Wednesday, June 22, 2011

Does Wall Street "hate" solar stocks?

I came across this article by the manager of the Green Alpha Fund - an environmentally focused mutual fund that is run out of the Sierra Club.   In full disclosure, I am a member of the Sierra Club and very supportive of much of their work, but this article seemed a little over the top.

The basic premise is that several solar power related stocks, such as LDK Solar, are being shorted irrationally by Wall Street firms that somehow "hate" solar power.  Without getting into a debate on whether or not LDK is fairly valued or not, it is worth noting a few things.

1. Short selling is a risky strategy - you are exposed to losses that can be potentially far greater than your gains.  You also have to pay to borrow the stock (in order to short), and thus you are constantly incurring losses if the stock just does nothing.  As a result, it is not that surprising to find that most of the evidence on short selling supports the idea that short sellers tend to be pretty informed.  These traders have a lot to loose and their positions are expensive to put on and as a result they tend to have done their homework.

2. To say someone has an "irrational hatred" of a stock because they short it, is quite frankly, stupid.  I am sure that short sellers as a group don't have any pathological desire to see solar power fail as an alternative energy source, they are just interested in making money on overpriced stocks.

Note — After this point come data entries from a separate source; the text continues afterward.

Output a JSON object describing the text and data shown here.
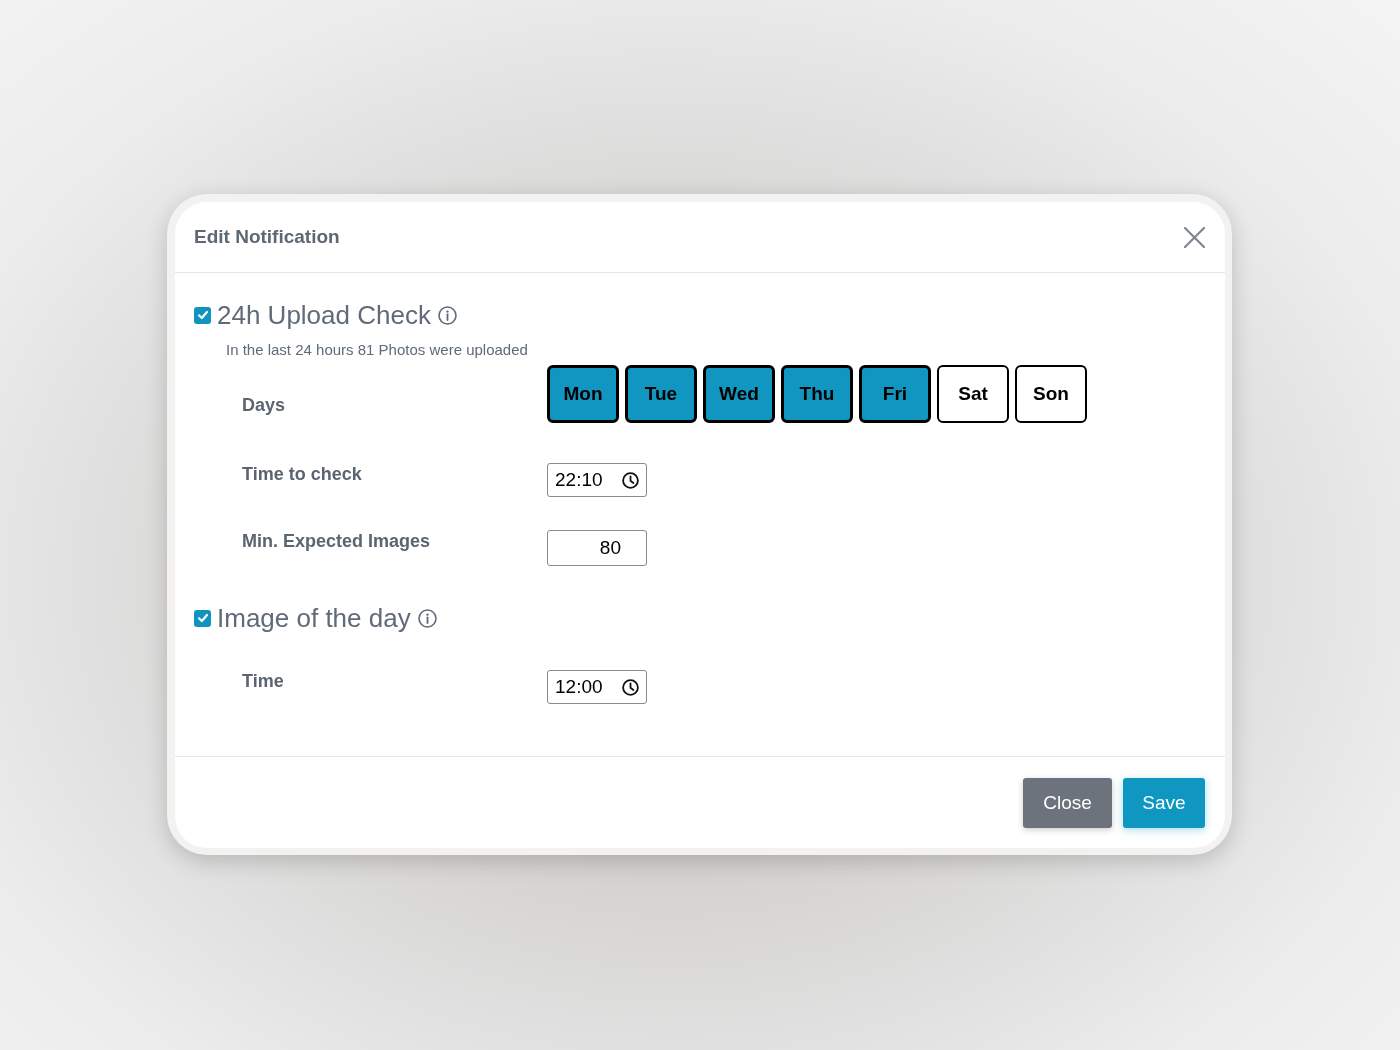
{
  "dialog": {
    "title": "Edit Notification"
  },
  "sections": [
    {
      "title": "24h Upload Check",
      "checked": true,
      "description": "In the last 24 hours 81 Photos were uploaded",
      "fields": [
        {
          "kind": "days",
          "label": "Days",
          "days": [
            {
              "label": "Mon",
              "selected": true
            },
            {
              "label": "Tue",
              "selected": true
            },
            {
              "label": "Wed",
              "selected": true
            },
            {
              "label": "Thu",
              "selected": true
            },
            {
              "label": "Fri",
              "selected": true
            },
            {
              "label": "Sat",
              "selected": false
            },
            {
              "label": "Son",
              "selected": false
            }
          ]
        },
        {
          "kind": "time",
          "label": "Time to check",
          "value": "22:10"
        },
        {
          "kind": "number",
          "label": "Min. Expected Images",
          "value": "80"
        }
      ]
    },
    {
      "title": "Image of the day",
      "checked": true,
      "fields": [
        {
          "kind": "time",
          "label": "Time",
          "value": "12:00"
        }
      ]
    }
  ],
  "buttons": [
    {
      "label": "Close",
      "kind": "secondary"
    },
    {
      "label": "Save",
      "kind": "primary"
    }
  ]
}
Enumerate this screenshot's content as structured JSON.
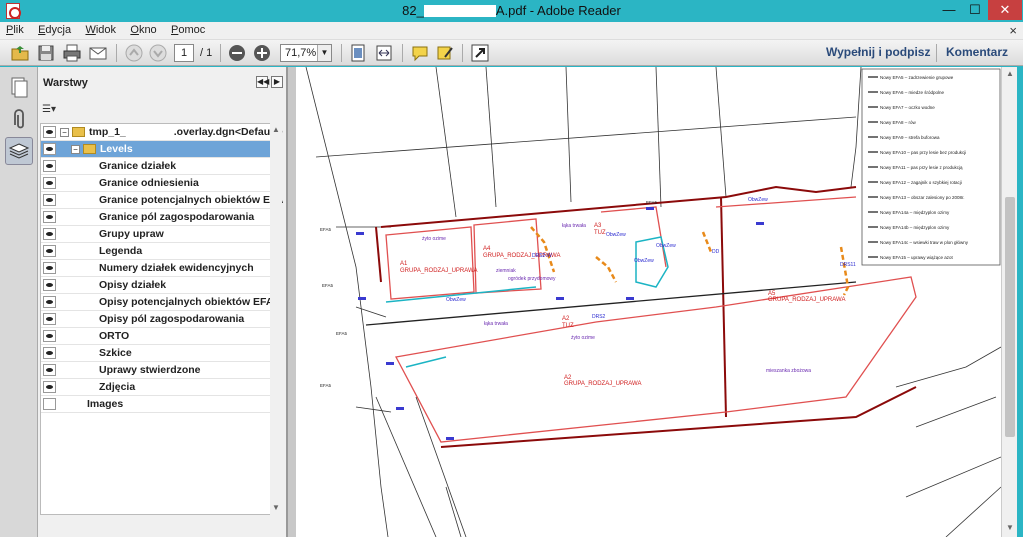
{
  "window": {
    "title_prefix": "82_",
    "title_suffix": "A.pdf - Adobe Reader",
    "minimize": "—",
    "maximize": "☐",
    "close": "✕"
  },
  "menu": {
    "items": [
      "Plik",
      "Edycja",
      "Widok",
      "Okno",
      "Pomoc"
    ],
    "close_doc": "×"
  },
  "toolbar": {
    "page_current": "1",
    "page_total": "/ 1",
    "zoom": "71,7%",
    "fill_sign": "Wypełnij i podpisz",
    "comment": "Komentarz"
  },
  "layers_panel": {
    "title": "Warstwy",
    "root": {
      "name": "tmp_1_",
      "name_suffix": ".overlay.dgn<Default>"
    },
    "group": "Levels",
    "levels": [
      "Granice działek",
      "Granice odniesienia",
      "Granice potencjalnych obiektów EFA",
      "Granice pól zagospodarowania",
      "Grupy upraw",
      "Legenda",
      "Numery działek ewidencyjnych",
      "Opisy działek",
      "Opisy potencjalnych obiektów EFA",
      "Opisy pól zagospodarowania",
      "ORTO",
      "Szkice",
      "Uprawy stwierdzone",
      "Zdjęcia"
    ],
    "images": "Images"
  },
  "map": {
    "legend": [
      "Nowy EFA5 – zadrzewienie grupowe",
      "Nowy EFA6 – miedze śródpolne",
      "Nowy EFA7 – oczko wodne",
      "Nowy EFA8 – rów",
      "Nowy EFA9 – strefa buforowa",
      "Nowy EFA10 – pas przy lesie bez produkcji",
      "Nowy EFA11 – pas przy lesie z produkcją",
      "Nowy EFA12 – zagajnik o szybkiej rotacji",
      "Nowy EFA13 – obszar zalesiony po 2008r.",
      "Nowy EFA14a – międzyplon ozimy",
      "Nowy EFA14b – międzyplon ozimy",
      "Nowy EFA14c – wsiewki traw w plon główny",
      "Nowy EFA15 – uprawy wiążące azot"
    ],
    "labels": {
      "a1": "A1",
      "a1_group": "GRUPA_RODZAJ_UPRAWA",
      "a4": "A4",
      "a4_group": "GRUPA_RODZAJ_UPRAWA",
      "a2": "A2",
      "a2_group": "GRUPA_RODZAJ_UPRAWA",
      "a3": "A3",
      "a3_tuz": "TUZ",
      "a5": "A5",
      "a5_group": "GRUPA_RODZAJ_UPRAWA",
      "a2b": "A2",
      "a2b_tuz": "TUZ",
      "zyto": "żyto ozime",
      "zyto2": "żyto ozime",
      "ziemniak": "ziemniak",
      "ogrodek": "ogródek przydomowy",
      "laka": "łąka trwała",
      "laka2": "łąka trwała",
      "mieszanka": "mieszanka zbożowa",
      "obwzew1": "ObwZew",
      "obwzew2": "ObwZew",
      "obwzew3": "ObwZew",
      "obwzew4": "ObwZew",
      "obwzew5": "ObwZew",
      "drs": "DRS2-W",
      "drs2": "DRS2",
      "drs3": "DRS11",
      "dd": "DD",
      "efa1": "EFA5",
      "efa2": "EFA5",
      "efa3": "EFA5",
      "efa4": "EFA5",
      "efa5": "EFA5"
    }
  }
}
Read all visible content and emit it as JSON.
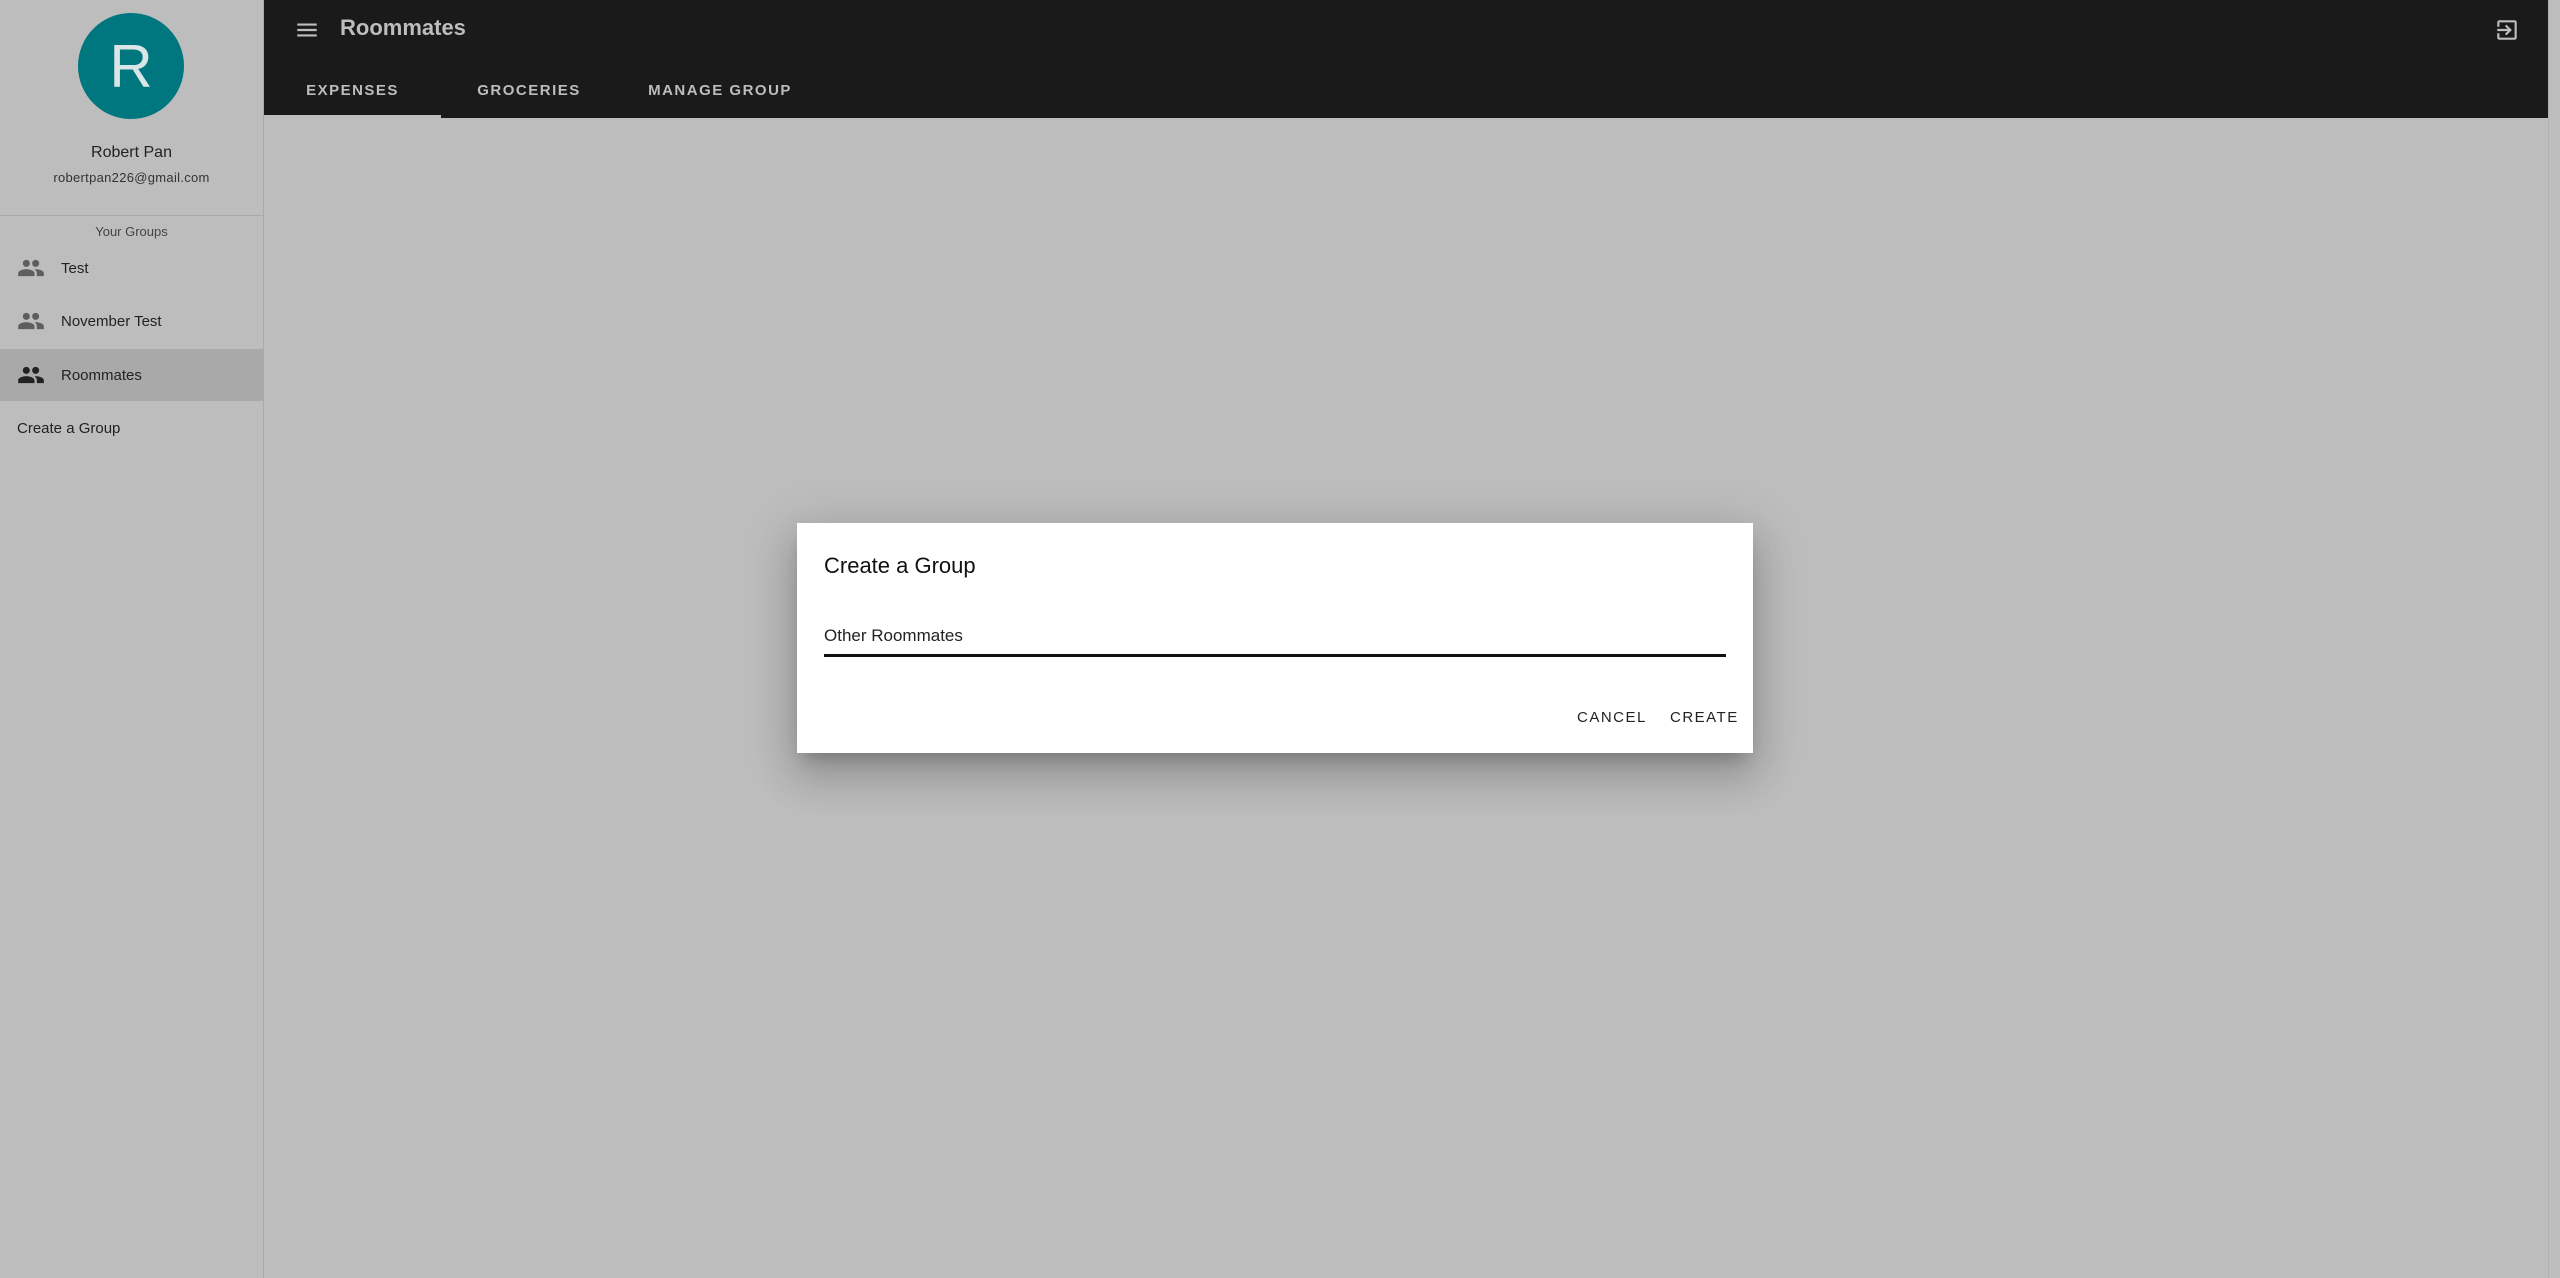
{
  "user": {
    "avatar_letter": "R",
    "name": "Robert Pan",
    "email": "robertpan226@gmail.com"
  },
  "sidebar": {
    "groups_header": "Your Groups",
    "items": [
      {
        "label": "Test",
        "icon": "people-icon"
      },
      {
        "label": "November Test",
        "icon": "people-icon"
      },
      {
        "label": "Roommates",
        "icon": "people-icon",
        "active": true
      }
    ],
    "create_group_label": "Create a Group"
  },
  "appbar": {
    "title": "Roommates",
    "menu_icon": "menu-icon",
    "exit_icon": "exit-to-app-icon",
    "tabs": [
      {
        "label": "EXPENSES",
        "active": true
      },
      {
        "label": "GROCERIES"
      },
      {
        "label": "MANAGE GROUP"
      }
    ]
  },
  "dialog": {
    "title": "Create a Group",
    "input_value": "Other Roommates",
    "cancel_label": "CANCEL",
    "create_label": "CREATE"
  },
  "colors": {
    "avatar_bg": "#00767f",
    "appbar_bg": "#1a1a1a",
    "overlay_bg": "#bdbdbd"
  }
}
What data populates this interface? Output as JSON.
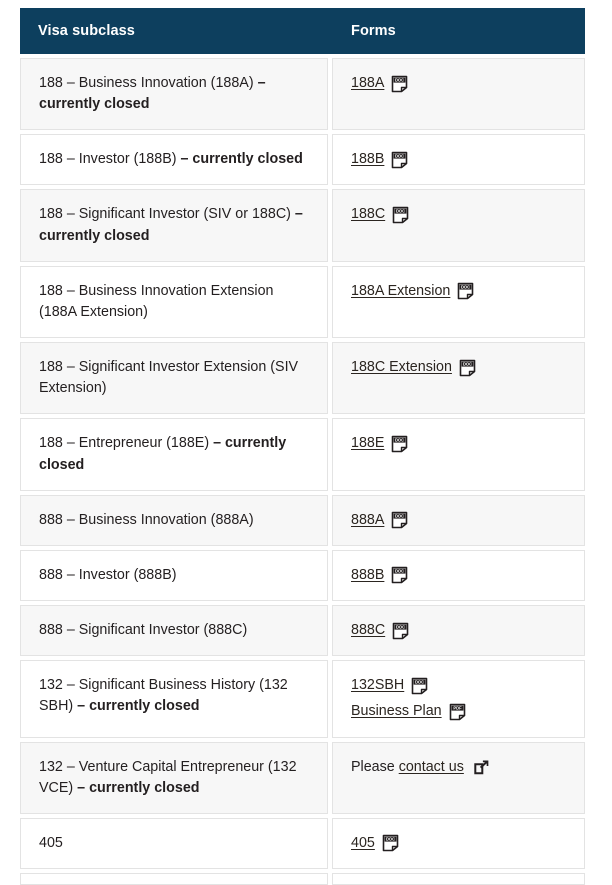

3. The price level of solar stocks is not really a barometer of the viability of solar power.   In fact, it seems reasonable to think that specialty solar stocks may do poorly in the long run as the technology becomes more of a commodity and their competitive advantage gets eroded.  We've seen this happen in the LED lighting market.

4. If the Green Alpha Fund really thinks these shorts are irrational, then they should keep quiet and buy more solar stocks - they'll be proven right in the end (if they are correct).

Short sellers are frequently vilified in the press, by politicians, and by the management of shorted firms.  They are cast as some sort of unpatriotic group that is only interested in ruining everyone's fun.   In reality the evidence shows that markets that have active short sellers are priced much more efficiently and show less tendency to develop speculative bubbles.  In the end, short sellers are good for markets and that includes the market for solar stocks.